* **ACTION ITEM**: Look over the listing below and say how many of its lines include the string "dengan"; give no more than that number.

* **DATA EXTRACTS**:
--*--
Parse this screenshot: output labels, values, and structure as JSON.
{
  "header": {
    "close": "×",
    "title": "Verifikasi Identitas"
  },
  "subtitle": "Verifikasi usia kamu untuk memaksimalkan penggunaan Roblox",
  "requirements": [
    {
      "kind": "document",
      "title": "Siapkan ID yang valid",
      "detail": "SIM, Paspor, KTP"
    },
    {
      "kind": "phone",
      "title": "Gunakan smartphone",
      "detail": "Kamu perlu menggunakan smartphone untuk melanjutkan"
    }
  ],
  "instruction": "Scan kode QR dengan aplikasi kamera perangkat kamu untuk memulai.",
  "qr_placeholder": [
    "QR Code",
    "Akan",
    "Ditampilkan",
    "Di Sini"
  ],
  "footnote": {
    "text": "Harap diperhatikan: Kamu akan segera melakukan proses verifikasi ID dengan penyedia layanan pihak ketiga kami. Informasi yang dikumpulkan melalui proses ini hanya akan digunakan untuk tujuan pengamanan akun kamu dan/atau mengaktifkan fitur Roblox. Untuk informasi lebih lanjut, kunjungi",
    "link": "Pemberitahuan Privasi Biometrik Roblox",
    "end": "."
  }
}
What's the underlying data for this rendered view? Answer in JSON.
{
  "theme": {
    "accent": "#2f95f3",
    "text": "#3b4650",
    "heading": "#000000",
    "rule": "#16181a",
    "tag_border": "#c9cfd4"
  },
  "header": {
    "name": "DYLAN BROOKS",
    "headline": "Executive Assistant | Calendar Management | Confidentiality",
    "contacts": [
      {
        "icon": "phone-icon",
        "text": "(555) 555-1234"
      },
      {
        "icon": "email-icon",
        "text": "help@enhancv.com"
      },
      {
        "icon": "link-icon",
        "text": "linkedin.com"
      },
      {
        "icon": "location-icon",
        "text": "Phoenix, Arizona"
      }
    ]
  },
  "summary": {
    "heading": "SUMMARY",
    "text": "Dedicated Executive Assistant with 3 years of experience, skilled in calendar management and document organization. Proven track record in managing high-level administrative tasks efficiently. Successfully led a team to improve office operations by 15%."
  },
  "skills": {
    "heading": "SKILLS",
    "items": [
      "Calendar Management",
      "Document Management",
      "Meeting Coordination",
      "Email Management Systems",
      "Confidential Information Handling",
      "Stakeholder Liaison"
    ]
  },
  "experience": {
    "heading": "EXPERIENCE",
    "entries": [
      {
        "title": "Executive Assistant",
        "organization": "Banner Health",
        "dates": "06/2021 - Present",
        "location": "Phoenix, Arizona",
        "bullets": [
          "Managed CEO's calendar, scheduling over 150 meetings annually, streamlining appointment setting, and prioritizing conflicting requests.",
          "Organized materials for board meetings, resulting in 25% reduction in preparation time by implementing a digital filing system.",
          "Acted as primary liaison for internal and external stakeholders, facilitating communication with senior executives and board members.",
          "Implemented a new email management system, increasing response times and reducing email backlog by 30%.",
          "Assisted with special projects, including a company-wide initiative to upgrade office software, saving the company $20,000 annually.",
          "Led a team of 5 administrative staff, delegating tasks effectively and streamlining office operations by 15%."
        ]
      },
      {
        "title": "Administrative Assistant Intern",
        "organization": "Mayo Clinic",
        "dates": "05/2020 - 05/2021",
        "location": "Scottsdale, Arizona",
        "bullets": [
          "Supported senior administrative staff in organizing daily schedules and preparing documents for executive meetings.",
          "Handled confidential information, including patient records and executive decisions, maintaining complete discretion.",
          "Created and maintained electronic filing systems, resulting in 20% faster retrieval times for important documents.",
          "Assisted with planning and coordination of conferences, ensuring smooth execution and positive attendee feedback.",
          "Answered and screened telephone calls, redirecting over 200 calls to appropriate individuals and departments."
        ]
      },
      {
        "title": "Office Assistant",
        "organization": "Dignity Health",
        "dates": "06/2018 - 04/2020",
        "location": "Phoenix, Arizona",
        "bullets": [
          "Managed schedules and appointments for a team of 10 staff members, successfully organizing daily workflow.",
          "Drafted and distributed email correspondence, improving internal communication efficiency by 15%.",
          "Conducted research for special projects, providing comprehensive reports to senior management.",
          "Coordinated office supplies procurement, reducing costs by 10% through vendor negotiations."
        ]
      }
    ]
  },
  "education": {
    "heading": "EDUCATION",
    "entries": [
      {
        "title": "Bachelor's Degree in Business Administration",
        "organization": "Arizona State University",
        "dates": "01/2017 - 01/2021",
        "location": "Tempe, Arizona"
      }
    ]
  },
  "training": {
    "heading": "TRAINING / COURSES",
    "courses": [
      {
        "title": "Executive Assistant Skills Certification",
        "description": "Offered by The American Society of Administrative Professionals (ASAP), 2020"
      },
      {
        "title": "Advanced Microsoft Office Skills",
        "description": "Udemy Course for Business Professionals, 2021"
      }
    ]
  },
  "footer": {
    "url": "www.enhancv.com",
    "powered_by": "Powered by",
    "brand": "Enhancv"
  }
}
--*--
* **EXERCISE OUTPUT**: 2